We live in the plastic age. The global production of plastic is now over 400 million tonnes every year. This is expected to double in the next 20 years and by 2050 it is forecast that there will be more plastic in the sea than fish. It is estimated that 79% of all plastic ever produced remains in the soil or marine environments as a legacy for the future.
In the UK retailers use approx. 1 million tonnes of plasticeach year to pack their groceries. Of this it is estimated that 9% will end in landfill, 22% will be incinerated (providing energy but also generating damaging emissions), 9% recycled and 60% exported (this includes what is exported to European incinerators to be burnt as refuse derived fuel).
Plastic waste is of increasing concern and there are many initiatives being introduced to encourage us to be more sustainable in managing our waste. These include the 4Rs, Remove, Reduce, Reuse and Recycle. The Government has legislated to ban sale of certain plastic items such as straws, cotton buds and stirrers, and they plan a tax on plastic packaging that has less than 30% recycled material. Everyday there are articles in the media on how plastic waste might be controlled and managed in the future.

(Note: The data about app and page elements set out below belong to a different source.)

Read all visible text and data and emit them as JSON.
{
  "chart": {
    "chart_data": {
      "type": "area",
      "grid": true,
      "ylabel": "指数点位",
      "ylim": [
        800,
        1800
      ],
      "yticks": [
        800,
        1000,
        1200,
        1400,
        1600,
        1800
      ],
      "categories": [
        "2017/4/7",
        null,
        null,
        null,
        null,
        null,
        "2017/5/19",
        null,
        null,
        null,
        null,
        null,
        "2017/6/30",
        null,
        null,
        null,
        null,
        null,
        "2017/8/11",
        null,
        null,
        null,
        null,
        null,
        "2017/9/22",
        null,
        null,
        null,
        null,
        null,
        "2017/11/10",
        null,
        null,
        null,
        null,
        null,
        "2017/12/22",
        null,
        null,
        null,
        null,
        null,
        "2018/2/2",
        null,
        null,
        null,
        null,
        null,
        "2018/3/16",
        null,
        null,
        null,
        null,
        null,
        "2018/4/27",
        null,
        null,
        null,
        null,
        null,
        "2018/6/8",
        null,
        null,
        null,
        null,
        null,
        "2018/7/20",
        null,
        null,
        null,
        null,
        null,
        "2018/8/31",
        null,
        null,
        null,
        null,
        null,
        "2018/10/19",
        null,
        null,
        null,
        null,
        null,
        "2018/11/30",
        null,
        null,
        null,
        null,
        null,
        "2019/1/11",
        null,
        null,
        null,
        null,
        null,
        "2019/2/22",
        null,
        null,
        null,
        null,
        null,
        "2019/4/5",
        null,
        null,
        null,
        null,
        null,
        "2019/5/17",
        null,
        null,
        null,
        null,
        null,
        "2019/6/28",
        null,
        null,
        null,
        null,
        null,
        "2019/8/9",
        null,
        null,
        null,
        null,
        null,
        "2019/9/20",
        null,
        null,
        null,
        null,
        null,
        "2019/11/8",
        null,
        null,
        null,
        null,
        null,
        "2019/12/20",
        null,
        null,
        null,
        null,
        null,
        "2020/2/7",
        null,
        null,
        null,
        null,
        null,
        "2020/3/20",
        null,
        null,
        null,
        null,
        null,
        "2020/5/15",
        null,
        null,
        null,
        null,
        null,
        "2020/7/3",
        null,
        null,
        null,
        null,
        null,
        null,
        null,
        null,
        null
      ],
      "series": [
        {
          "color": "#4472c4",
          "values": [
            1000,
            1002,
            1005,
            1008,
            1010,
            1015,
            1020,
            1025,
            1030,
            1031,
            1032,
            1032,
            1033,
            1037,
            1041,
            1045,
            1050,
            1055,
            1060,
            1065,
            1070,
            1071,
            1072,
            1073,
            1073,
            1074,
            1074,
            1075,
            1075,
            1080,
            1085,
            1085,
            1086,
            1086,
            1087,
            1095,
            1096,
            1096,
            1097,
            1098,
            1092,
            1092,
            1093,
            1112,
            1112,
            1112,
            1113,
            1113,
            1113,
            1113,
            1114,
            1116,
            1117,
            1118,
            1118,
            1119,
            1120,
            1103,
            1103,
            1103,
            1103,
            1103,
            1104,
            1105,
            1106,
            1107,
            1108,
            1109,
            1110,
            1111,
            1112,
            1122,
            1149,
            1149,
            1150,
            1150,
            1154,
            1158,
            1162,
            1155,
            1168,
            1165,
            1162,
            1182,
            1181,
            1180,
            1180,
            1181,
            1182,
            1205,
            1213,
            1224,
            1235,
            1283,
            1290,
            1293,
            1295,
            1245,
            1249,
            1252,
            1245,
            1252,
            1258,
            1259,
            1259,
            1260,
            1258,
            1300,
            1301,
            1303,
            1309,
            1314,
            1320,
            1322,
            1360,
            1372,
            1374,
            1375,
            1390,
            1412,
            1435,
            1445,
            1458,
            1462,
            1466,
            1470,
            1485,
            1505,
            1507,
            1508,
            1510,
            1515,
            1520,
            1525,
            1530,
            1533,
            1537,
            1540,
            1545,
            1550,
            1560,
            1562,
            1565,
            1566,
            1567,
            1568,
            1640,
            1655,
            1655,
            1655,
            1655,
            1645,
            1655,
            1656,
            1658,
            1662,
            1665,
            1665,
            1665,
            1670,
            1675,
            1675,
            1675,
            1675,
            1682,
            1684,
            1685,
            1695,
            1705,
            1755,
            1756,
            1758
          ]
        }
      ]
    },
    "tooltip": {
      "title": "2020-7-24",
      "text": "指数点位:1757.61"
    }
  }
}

A single approach will not address this huge and extremely complex issue. Since the 1960s plastic has been a wonder material to help packaging perform in terms of protection, presentation and increasing shelf life / reducing food waste. Finding and introducing alternatives and/or changing customer behaviour in how they dispose of their packaging is not a quick or easy process. Furthermore, if you consider the issue on a global basis only 25% of the world has any structured waste management.
This is the view of a family-owned sausage producer in Devon. Westaway Sausages has won many awards including UK Packaging Innovation of the Year in 2020and their unique packs are the first certified compostable packs for meat products. Their packaging is functional –it looks good and keeps the product fresh. Yet leaves no legacy for the future. Westaways have reduced their use of plastic by 90% already and planning to reduce this further.
Charles Baughan Managing Director says. “We know that not all packaging ends up where it should, we want to change all our packaging materials to ensure that they leave no lasting impact.”
Westaways new sausage packs use a sustainably sourced card tray rather than plastic which is wrapped in a futuristic compostable polymer developed by German chemists. They are the first company in the UK to use this film, and the first in the world to use it for meat products.
Confusing terms such as bio-based, bio-degradable, eco-friendly, and sustainable are often used to describe and to categorise packaging into types and into different waste streams. These terms need explanation or evidence to support them.
A standard that is gaining international recognition is EN 13432. This certification defines the criteria that need to be met to declare that packaging can be composted. The criteria include:
• Disintegration – the method, the time taken and extent of disintegration.
• Biodegradability – a chemical measure of the actual metabolic, microbial conversion, under composting conditions into water, carbon dioxide and new cell biomass.
• Absence of any negative effect on the composting process.
• No adverse effect of the quality of compost produced.
Westaways chose EN 13432 to underpin their innovation. Furthermore, they wanted their packaging to meet this standard for both Home and Industrial composting.
Westaways needed proof that their packaging really did disintegrate completely leaving no residues other than valuable compost. There is a saying “In theory there is no difference between theory and practice. In practice there is.”
Westaways needed to see what happened in practice in their own domestic scale compost heap.
The communities in Devon and Cornwall that are served by Westaways are largely rural and have a strong affiliation with gardening, agriculture, and the countryside. There is an understanding of the benefits of composting and of regenerative schemes. Composting is to an extent in their nature.
is an art and something that can give immense satisfaction. The secret of perfect compost is a combination of air and water, the correct materials and keeping the heat in. The correct materials are often termed as Green and Brown waste. Green waste includes grass clippings, vegetable, and fruit peelings, faded flowers and fleshy stems. Brown waste includes fallen leaves, dry stems, dry grass, and straw.
The card and polymer that Westaways use are ideal to use as the brown waste. The card rots quickly, and the ilm is broken down by the enzymes secreted by microbes in the compost.
In tests Westaways conducted in May 2020 the Westaway Sausages packaging completely disintegrated in under 60 days. The EN 13432 accreditation in place gave further assurance that there were no harmful residues or micro plastics. This packaging is now repurposed as valuable compost in their garden.
Charles explains “We have shown what a small company can do, we would challenge other manufacturers to develop similar initiatives. We intend to work with Plastic Free Communities and local recycling initiatives to share good practice and promote the use of composting.
We are keen to collaborate with our customers, our suppliers and even our competitors to share this innovation. We know that there is no single solution to the legacy of plastic waste, but we know the time to act is now.
We are seeking a bigger stage to scale up our project and create more awareness of what we have achieved, so our initiative becomes mainstream across the grocery sector in the UK.”